This mix compiles the period’s eight full-blown performances, which are individually and collectively an outstanding demonstration of 1980s Dead. 

I’ve used fades rather than attempting fake segues, because the band worked hard at landing or crashing the jam into all sorts of songs – Promised Land, Esau, Might as Well, Let It Grow, Don’t Need Love, Playin’ Jam. 

Those songs are beyond the scope of this mix (except Playin' Jam!), but I’ve left in the interesting transitions and faded them just before the next song bursts into full existence.

43-minute, 8-track, mp3 mix zipped up here (all dates included in tags)

Grateful Dead: Formerly The Warlocks (1981-1985)

This mix attempts to find a good setting for the early ‘80s rarities “Dark Star,” “St. Stephen,” “That’s It for The Other One,” and “The Eleven” jam. I decided to flesh it out with other songs that featured in the band’s 1969 sets, with one outlier. 

The earliest track is December 1981 and the latest November 1985. During this period, the band played “Dark Star” twice (’81 and ’84), “St. Stephen” three times (October ’83), “Cryptical Envelopment” five times (1985), and an “Eleven” jam once. Some performances were slipshod, and most are in shows that aren’t particularly great in whole.
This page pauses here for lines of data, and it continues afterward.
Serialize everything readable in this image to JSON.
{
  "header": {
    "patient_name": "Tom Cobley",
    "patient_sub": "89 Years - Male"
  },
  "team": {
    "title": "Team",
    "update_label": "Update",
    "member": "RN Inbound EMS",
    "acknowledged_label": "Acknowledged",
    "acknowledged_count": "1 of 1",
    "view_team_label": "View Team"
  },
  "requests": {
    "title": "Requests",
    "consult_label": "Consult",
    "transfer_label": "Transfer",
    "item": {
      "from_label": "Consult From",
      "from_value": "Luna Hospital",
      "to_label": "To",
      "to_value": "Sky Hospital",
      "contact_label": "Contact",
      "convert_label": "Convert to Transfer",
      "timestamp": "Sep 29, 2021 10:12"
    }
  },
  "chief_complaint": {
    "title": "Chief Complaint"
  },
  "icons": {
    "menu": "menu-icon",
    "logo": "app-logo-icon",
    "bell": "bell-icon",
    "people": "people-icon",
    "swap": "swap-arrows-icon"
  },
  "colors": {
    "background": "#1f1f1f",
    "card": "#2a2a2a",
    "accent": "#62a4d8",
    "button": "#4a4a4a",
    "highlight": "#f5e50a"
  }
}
Nonetheless, there is plenty to love in the music and in joining the audience as it responds to the sudden appearances of these rare, loved songs.

The mix combines soundboard, matrix, and audience tapes – whatever version of my pick I thought put the performance across. Sequencing does an okay job of gently shifting you among the various ambiances. Some parts of the sequence offered nice opportunities for fake segues. (In the song list, below, “>” indicates a real, as-performed segue.)

Many thanks to twitter Deadheads and Heady Versions users for providing great leads on some of the supporting songs. Several of these selections have been released or have appeared on previous SYF mixes.

The mp3 files are tagged with date and source tape info for each track. 

But don’t worry about those details now. Just imagine that this was a legendary, early ‘80s second set, click download, and strap yourself in.

2-hour mp3 mixtape zipped up here

  • Cold Rain and Snow
  • Dancin’ in the Street
  • Jam >
  • Not Fade Away
  • Dark Star
  • The Eleven Jam
  • That’s It for the Other One >
  • Comes a Time >
  • That’s It for the Other One
  • Jam >
  • St. Stephen
  • Dark Star
  • Space >
  • Morning Dew
  • It’s All Over Now, Baby Blue

Artwork by L.B. Cole.

Brent Mydland (Featuring The Grateful Dead)

Possibly the best way to enjoy the compositions that Brent Mydland wrote and sang for The Grateful Dead is all by themselves. Pretend the band joined a solo artist to provide backing for a mid-80s album of his songs. An extended, soulful ride on an emotional rollercoaster. 

I didn’t struggle too hard picking versions, since there are lots of good ones for most songs. Some are released. 

68-minute mp3 mix zipped up here

  • Just a Little Light (3/26/90)
  • Far from Me (7/12/89)
  • Easy to Love You (3/22/90)
  • Never Trust a Woman (10/16/89)
  • Tons of Steel (4/8/85)
  • Revolutionary Hamstrung Blues (3/27/86)
  • Don’t Need Love (11/5/85)
  • Gentlemen, Start Your Engines (7/31/88)
  • Maybe You Know (4/20/83)
  • Blow Away (3/26/90)
  • We Can Run (9/29/89)
  • I Will Take You Home (6/88)

I think this includes every song Mydland wrote or co-wrote - and sang.

Caveat: "Far from Me" and "Easy to Love You" somehow got switched in the running order. The emotional energy works much better Easy > Far. I recommend you swap 'em.